— Supplied entries —

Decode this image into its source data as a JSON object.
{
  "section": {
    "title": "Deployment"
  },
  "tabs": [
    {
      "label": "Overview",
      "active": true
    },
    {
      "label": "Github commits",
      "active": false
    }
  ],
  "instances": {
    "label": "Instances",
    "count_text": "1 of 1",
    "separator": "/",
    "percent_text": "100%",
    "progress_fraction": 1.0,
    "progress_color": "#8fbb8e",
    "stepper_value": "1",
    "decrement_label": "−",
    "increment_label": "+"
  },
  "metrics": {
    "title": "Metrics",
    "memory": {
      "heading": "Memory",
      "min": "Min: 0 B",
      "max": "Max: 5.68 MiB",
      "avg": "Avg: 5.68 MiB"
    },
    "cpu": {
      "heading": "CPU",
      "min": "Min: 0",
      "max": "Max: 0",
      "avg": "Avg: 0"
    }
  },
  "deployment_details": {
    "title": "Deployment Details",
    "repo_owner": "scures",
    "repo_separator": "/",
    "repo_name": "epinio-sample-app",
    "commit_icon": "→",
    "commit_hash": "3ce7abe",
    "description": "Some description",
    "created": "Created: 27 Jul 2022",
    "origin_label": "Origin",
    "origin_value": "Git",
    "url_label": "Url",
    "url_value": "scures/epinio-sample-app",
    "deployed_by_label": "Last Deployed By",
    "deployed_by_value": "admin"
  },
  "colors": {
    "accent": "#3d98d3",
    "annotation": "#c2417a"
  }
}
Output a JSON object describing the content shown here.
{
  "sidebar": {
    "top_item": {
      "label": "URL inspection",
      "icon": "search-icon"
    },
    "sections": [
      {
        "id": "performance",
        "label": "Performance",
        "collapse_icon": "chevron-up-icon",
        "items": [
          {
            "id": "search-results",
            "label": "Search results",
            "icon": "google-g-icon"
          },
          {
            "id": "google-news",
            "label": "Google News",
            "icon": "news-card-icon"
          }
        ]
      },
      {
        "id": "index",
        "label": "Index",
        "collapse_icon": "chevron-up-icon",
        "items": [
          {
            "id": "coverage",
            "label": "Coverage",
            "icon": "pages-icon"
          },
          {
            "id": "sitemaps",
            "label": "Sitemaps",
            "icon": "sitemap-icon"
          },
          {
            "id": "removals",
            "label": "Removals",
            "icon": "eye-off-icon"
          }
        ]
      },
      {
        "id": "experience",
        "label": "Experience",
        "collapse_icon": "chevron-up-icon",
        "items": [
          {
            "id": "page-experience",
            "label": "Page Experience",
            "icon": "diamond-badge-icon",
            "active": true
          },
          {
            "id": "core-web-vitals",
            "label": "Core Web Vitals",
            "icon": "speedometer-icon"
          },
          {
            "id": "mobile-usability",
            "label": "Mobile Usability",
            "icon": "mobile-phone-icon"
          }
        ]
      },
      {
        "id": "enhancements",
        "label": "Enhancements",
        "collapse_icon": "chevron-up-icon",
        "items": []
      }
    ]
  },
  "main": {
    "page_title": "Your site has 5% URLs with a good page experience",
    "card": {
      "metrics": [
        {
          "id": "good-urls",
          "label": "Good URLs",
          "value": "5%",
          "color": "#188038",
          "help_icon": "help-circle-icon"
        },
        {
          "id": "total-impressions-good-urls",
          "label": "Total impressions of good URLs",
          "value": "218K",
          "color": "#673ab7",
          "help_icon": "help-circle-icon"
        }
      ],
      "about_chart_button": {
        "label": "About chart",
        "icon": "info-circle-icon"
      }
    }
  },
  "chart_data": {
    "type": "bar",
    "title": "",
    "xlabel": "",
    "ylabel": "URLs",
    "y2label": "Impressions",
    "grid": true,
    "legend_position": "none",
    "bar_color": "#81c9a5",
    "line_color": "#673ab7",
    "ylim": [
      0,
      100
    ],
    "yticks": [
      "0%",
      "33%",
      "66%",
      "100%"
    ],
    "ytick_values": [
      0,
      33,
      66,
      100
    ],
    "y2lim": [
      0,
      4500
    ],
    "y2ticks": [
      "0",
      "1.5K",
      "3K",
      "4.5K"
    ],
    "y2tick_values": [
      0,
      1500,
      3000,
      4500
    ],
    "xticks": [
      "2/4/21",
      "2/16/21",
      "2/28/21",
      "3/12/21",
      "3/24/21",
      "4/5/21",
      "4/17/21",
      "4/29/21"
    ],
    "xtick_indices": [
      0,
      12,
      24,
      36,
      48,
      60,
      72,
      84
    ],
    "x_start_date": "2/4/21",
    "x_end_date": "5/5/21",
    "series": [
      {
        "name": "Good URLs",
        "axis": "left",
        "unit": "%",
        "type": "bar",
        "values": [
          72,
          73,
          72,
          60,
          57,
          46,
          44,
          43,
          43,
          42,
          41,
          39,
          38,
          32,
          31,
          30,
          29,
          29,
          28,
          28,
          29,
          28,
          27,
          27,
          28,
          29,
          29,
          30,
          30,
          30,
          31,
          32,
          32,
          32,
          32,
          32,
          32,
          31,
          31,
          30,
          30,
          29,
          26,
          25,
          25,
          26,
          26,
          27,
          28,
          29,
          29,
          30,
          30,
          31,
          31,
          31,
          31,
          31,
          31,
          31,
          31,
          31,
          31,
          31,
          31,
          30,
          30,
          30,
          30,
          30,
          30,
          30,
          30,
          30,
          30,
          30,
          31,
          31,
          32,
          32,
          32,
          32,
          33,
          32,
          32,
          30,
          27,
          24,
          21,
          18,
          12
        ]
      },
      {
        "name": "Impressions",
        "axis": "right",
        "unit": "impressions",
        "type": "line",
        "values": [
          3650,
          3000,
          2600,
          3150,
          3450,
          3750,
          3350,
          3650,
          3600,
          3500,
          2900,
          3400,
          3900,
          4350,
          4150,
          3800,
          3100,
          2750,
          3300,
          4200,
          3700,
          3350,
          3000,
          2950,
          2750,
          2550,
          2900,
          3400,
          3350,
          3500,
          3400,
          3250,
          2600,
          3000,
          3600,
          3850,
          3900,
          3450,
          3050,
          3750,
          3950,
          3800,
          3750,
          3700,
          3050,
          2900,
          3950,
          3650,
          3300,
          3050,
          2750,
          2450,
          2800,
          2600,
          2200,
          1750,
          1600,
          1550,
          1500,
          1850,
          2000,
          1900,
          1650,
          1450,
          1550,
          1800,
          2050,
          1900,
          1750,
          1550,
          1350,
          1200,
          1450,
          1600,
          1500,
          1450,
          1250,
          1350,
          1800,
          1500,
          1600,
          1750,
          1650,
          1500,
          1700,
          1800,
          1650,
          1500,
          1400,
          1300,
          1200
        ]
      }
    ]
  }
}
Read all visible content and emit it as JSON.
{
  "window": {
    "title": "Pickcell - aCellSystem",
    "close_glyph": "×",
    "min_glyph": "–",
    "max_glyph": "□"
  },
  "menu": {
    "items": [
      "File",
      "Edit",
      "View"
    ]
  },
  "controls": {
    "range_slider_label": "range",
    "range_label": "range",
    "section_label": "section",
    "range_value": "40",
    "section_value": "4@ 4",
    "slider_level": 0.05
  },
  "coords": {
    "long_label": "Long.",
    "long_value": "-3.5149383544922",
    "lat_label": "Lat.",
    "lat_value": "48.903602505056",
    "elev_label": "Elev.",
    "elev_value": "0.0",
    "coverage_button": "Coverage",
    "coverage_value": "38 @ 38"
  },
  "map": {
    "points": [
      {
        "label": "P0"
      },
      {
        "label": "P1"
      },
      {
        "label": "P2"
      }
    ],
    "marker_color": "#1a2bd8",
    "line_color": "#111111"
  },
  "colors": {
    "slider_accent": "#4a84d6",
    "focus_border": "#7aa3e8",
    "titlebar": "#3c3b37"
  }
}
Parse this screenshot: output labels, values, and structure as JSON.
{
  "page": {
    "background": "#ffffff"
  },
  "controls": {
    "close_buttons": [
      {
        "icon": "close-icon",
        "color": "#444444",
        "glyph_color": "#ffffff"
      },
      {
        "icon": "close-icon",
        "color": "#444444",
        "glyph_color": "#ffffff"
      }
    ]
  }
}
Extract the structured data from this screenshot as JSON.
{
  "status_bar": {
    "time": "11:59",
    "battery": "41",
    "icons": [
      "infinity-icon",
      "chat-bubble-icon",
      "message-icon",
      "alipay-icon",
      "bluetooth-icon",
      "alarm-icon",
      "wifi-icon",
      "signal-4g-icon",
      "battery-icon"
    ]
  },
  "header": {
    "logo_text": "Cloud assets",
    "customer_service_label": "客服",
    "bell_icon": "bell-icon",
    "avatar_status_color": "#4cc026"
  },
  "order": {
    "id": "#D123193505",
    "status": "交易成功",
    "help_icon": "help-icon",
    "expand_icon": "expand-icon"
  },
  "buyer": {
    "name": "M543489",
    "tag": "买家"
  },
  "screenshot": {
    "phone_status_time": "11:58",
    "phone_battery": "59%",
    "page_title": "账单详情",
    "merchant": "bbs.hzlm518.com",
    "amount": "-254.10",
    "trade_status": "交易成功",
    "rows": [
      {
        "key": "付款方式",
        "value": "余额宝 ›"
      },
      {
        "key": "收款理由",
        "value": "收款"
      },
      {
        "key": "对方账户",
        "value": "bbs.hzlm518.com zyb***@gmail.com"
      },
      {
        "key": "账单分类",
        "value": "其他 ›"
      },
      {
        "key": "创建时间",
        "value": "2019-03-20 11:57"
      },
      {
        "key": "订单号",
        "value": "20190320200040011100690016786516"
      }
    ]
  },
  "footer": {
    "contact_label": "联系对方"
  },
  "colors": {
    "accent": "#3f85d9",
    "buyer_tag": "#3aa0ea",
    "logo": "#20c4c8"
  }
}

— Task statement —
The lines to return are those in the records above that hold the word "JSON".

— Response —
Decode this image into its source data as a JSON object.
Output a JSON object describing the content shown here.
Read all visible content and emit it as JSON.
Parse this screenshot: output labels, values, and structure as JSON.
Extract the structured data from this screenshot as JSON.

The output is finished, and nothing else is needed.